- AC1 is the least durable and is suitable for residential areas that have low traffic, like bedrooms or basements.
- AC2 is slightly more durable and is suitable for residential areas that have low to moderate traffic, like living rooms and dining rooms.
- AC3 has moderate durability and is suitable for both residential and commercial areas. It can be used in a variety of areas such as small offices, lightly-trafficked commercial locations, residential kitchens, etc.
- AC4 has above average durability and is also suitable for both residential and commercial areas. It can be used in higher traffic commercial areas such as busier offices and restaurants.
- AC5 is the most durable, and is recommended for very high traffic commercial areas like department stores and public buildings.
Where can I install laminate flooring?
Laminate flooring can be installed in almost any type of room whether it is below, above, or on grade. Floating laminate floors be installed over wood flooring, concrete, linoleum, tile, or almost any hard, flat surface, but not on carpet and not over another floating surface. Laminate flooring is not recommended for wet areas such as bathrooms, saunas, and so on.
Can I install laminate flooring on stairs?
Laminate flooring can be installed on stairs but it is recommended that you glue it to the steps with strong flooring adhesive. Allow the glue to dry completely before walking on the steps. Any moldings or transitions should be nailed to the steps.
Can I install laminate flooring on a porch or patio?
No, these areas often experience extreme climate variations. Laminate flooring must be installed in an area that is climate-controlled.
Is it possible to install laminate flooring over carpet?
No, laminate flooring must be installed on a hard surface. Any carpet and padding should be removed before installation.
Is laminate flooring recommended for a self-installer?
Yes. Many laminate floors offer glue-less, click or snap edges that Do-It-Yourself types can easily install.
How are laminate floors installed?
Generally, most laminate flooring panels will snap "click" together without the use of glue. Some can be easily done by hand and others may require the use of a mallet and a tapping block to tap into place. With a glue installation method, the installer will need to apply glue to the tongue and groove of each plank. Pre-glued laminate flooring planks come with glue that is applied by the manufacturer and which must be moistened by the installer before the planks are clicked together.
What should I do before beginning laminate flooring installation?
• Inspect your laminate flooring panels carefully for any defects.
• Allow your laminate flooring to acclimate to the room where it will be installed for at least 48 hours.
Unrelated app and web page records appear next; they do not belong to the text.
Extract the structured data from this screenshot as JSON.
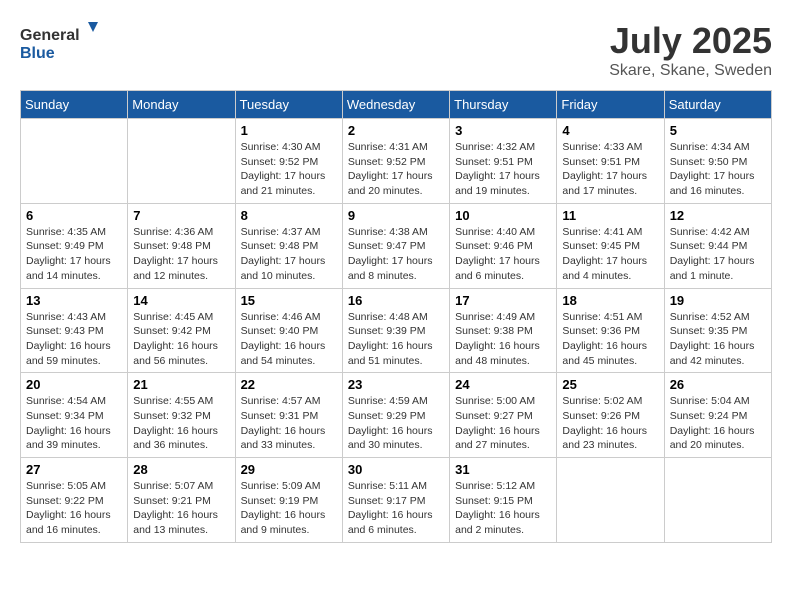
{
  "logo": {
    "text_general": "General",
    "text_blue": "Blue"
  },
  "title": {
    "month": "July 2025",
    "location": "Skare, Skane, Sweden"
  },
  "weekdays": [
    "Sunday",
    "Monday",
    "Tuesday",
    "Wednesday",
    "Thursday",
    "Friday",
    "Saturday"
  ],
  "weeks": [
    [
      {
        "day": "",
        "info": ""
      },
      {
        "day": "",
        "info": ""
      },
      {
        "day": "1",
        "info": "Sunrise: 4:30 AM\nSunset: 9:52 PM\nDaylight: 17 hours and 21 minutes."
      },
      {
        "day": "2",
        "info": "Sunrise: 4:31 AM\nSunset: 9:52 PM\nDaylight: 17 hours and 20 minutes."
      },
      {
        "day": "3",
        "info": "Sunrise: 4:32 AM\nSunset: 9:51 PM\nDaylight: 17 hours and 19 minutes."
      },
      {
        "day": "4",
        "info": "Sunrise: 4:33 AM\nSunset: 9:51 PM\nDaylight: 17 hours and 17 minutes."
      },
      {
        "day": "5",
        "info": "Sunrise: 4:34 AM\nSunset: 9:50 PM\nDaylight: 17 hours and 16 minutes."
      }
    ],
    [
      {
        "day": "6",
        "info": "Sunrise: 4:35 AM\nSunset: 9:49 PM\nDaylight: 17 hours and 14 minutes."
      },
      {
        "day": "7",
        "info": "Sunrise: 4:36 AM\nSunset: 9:48 PM\nDaylight: 17 hours and 12 minutes."
      },
      {
        "day": "8",
        "info": "Sunrise: 4:37 AM\nSunset: 9:48 PM\nDaylight: 17 hours and 10 minutes."
      },
      {
        "day": "9",
        "info": "Sunrise: 4:38 AM\nSunset: 9:47 PM\nDaylight: 17 hours and 8 minutes."
      },
      {
        "day": "10",
        "info": "Sunrise: 4:40 AM\nSunset: 9:46 PM\nDaylight: 17 hours and 6 minutes."
      },
      {
        "day": "11",
        "info": "Sunrise: 4:41 AM\nSunset: 9:45 PM\nDaylight: 17 hours and 4 minutes."
      },
      {
        "day": "12",
        "info": "Sunrise: 4:42 AM\nSunset: 9:44 PM\nDaylight: 17 hours and 1 minute."
      }
    ],
    [
      {
        "day": "13",
        "info": "Sunrise: 4:43 AM\nSunset: 9:43 PM\nDaylight: 16 hours and 59 minutes."
      },
      {
        "day": "14",
        "info": "Sunrise: 4:45 AM\nSunset: 9:42 PM\nDaylight: 16 hours and 56 minutes."
      },
      {
        "day": "15",
        "info": "Sunrise: 4:46 AM\nSunset: 9:40 PM\nDaylight: 16 hours and 54 minutes."
      },
      {
        "day": "16",
        "info": "Sunrise: 4:48 AM\nSunset: 9:39 PM\nDaylight: 16 hours and 51 minutes."
      },
      {
        "day": "17",
        "info": "Sunrise: 4:49 AM\nSunset: 9:38 PM\nDaylight: 16 hours and 48 minutes."
      },
      {
        "day": "18",
        "info": "Sunrise: 4:51 AM\nSunset: 9:36 PM\nDaylight: 16 hours and 45 minutes."
      },
      {
        "day": "19",
        "info": "Sunrise: 4:52 AM\nSunset: 9:35 PM\nDaylight: 16 hours and 42 minutes."
      }
    ],
    [
      {
        "day": "20",
        "info": "Sunrise: 4:54 AM\nSunset: 9:34 PM\nDaylight: 16 hours and 39 minutes."
      },
      {
        "day": "21",
        "info": "Sunrise: 4:55 AM\nSunset: 9:32 PM\nDaylight: 16 hours and 36 minutes."
      },
      {
        "day": "22",
        "info": "Sunrise: 4:57 AM\nSunset: 9:31 PM\nDaylight: 16 hours and 33 minutes."
      },
      {
        "day": "23",
        "info": "Sunrise: 4:59 AM\nSunset: 9:29 PM\nDaylight: 16 hours and 30 minutes."
      },
      {
        "day": "24",
        "info": "Sunrise: 5:00 AM\nSunset: 9:27 PM\nDaylight: 16 hours and 27 minutes."
      },
      {
        "day": "25",
        "info": "Sunrise: 5:02 AM\nSunset: 9:26 PM\nDaylight: 16 hours and 23 minutes."
      },
      {
        "day": "26",
        "info": "Sunrise: 5:04 AM\nSunset: 9:24 PM\nDaylight: 16 hours and 20 minutes."
      }
    ],
    [
      {
        "day": "27",
        "info": "Sunrise: 5:05 AM\nSunset: 9:22 PM\nDaylight: 16 hours and 16 minutes."
      },
      {
        "day": "28",
        "info": "Sunrise: 5:07 AM\nSunset: 9:21 PM\nDaylight: 16 hours and 13 minutes."
      },
      {
        "day": "29",
        "info": "Sunrise: 5:09 AM\nSunset: 9:19 PM\nDaylight: 16 hours and 9 minutes."
      },
      {
        "day": "30",
        "info": "Sunrise: 5:11 AM\nSunset: 9:17 PM\nDaylight: 16 hours and 6 minutes."
      },
      {
        "day": "31",
        "info": "Sunrise: 5:12 AM\nSunset: 9:15 PM\nDaylight: 16 hours and 2 minutes."
      },
      {
        "day": "",
        "info": ""
      },
      {
        "day": "",
        "info": ""
      }
    ]
  ]
}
• Ensure that the temperate of the room is at least 65°F (15°C) and that the floor surface temperature is at least 59°F before installation, while you install, and for at least three days after installation.
• Make sure your subfloor is even and dry.
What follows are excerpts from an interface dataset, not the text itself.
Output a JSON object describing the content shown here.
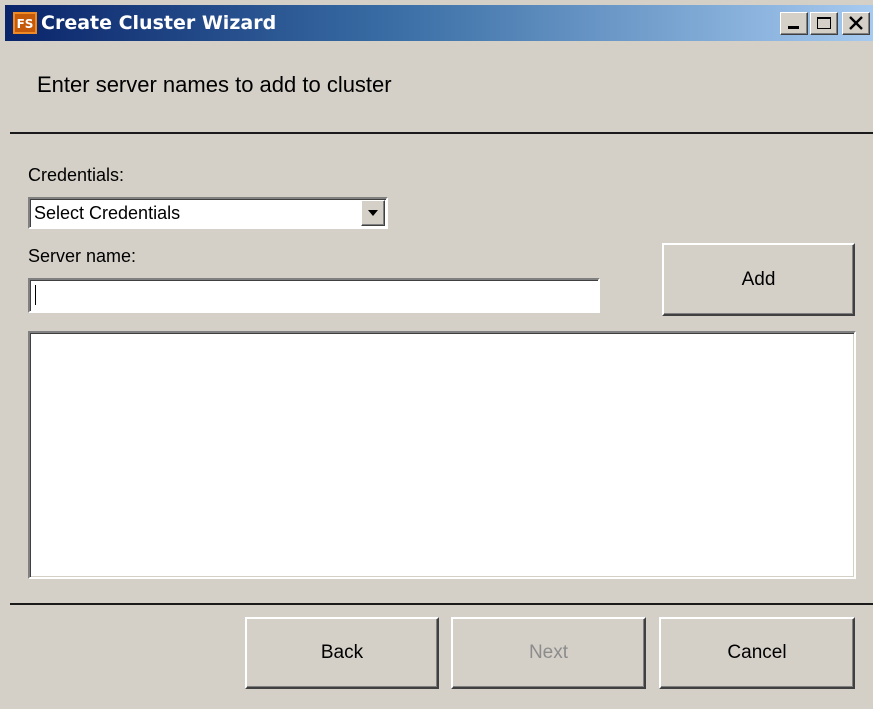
{
  "window": {
    "title": "Create Cluster Wizard",
    "icon": "fs-app-icon",
    "controls": {
      "minimize": "minimize-icon",
      "maximize": "maximize-icon",
      "close": "close-icon"
    }
  },
  "header": {
    "text": "Enter server names to add to cluster"
  },
  "form": {
    "credentials_label": "Credentials:",
    "credentials_selected": "Select Credentials",
    "server_label": "Server name:",
    "server_value": "",
    "add_label": "Add",
    "server_list": []
  },
  "footer": {
    "back_label": "Back",
    "next_label": "Next",
    "cancel_label": "Cancel"
  },
  "colors": {
    "face": "#d4d0c8",
    "title_start": "#0a246a",
    "title_end": "#a6caf0",
    "disabled_text": "#8c8c8c"
  }
}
• Stagger planks according to the manufacturer’s recommendations.
• Consider where the main source of light enters your room and install the flooring parallel to the light.
• When installing laminate over a floor with radiant heating, review both manufacturers’ instructions for the laminate flooring and radiant heating system before beginning.
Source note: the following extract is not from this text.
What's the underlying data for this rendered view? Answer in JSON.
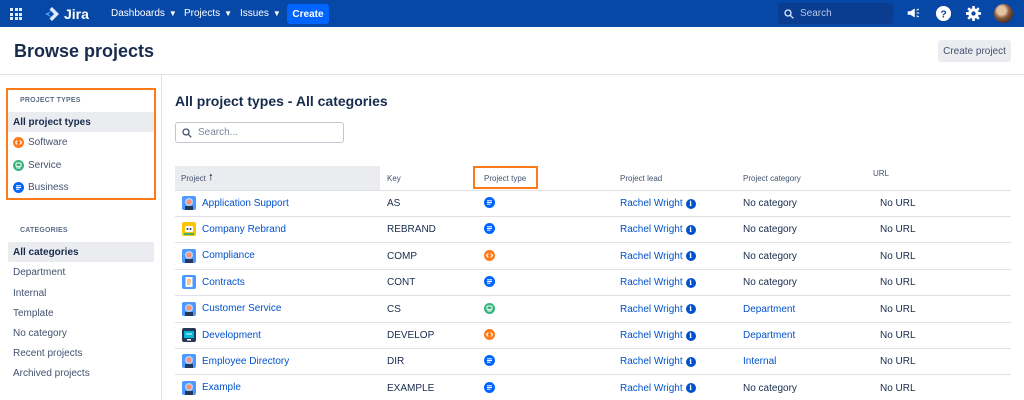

• You must leave an expansion gap around the perimeter of the room and around other obstacles within it according to the manufacturer’s recommendations.
• Always read the manufacturer’s installation instructions completely before beginning laminate flooring installation and make sure you understand them. If something doesn't make sense, contact the laminate flooring manufacturer to clarify.
How much laminate flooring do I need?
1. Divide the floor into rectangles.
2. Measure the length and width of each individual rectangle.
3. Multiply the length by the width of each individual rectangle.
4. Add your total for each rectangle together to get the total square footage.
5. Add an additional 5-10% (depending on the manufacturer’s recommendations) of the total square footage to the order to cover the waste factor.